RECORD EXCERPTS:
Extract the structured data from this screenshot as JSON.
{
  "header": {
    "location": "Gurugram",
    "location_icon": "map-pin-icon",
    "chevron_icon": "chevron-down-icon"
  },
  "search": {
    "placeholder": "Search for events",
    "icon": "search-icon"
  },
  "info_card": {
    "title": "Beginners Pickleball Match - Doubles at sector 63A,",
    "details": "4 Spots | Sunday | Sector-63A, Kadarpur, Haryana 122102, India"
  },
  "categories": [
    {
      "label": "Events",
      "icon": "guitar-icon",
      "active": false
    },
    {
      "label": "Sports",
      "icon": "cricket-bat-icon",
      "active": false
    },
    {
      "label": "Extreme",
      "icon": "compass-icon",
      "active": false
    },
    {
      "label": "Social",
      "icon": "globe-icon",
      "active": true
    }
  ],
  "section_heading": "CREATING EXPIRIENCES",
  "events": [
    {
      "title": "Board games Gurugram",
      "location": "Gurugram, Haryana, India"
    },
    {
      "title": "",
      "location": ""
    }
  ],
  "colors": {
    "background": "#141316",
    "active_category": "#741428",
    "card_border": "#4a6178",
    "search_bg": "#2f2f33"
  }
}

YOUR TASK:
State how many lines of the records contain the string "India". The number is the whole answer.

ANSWER TO THE EXERCISE:
2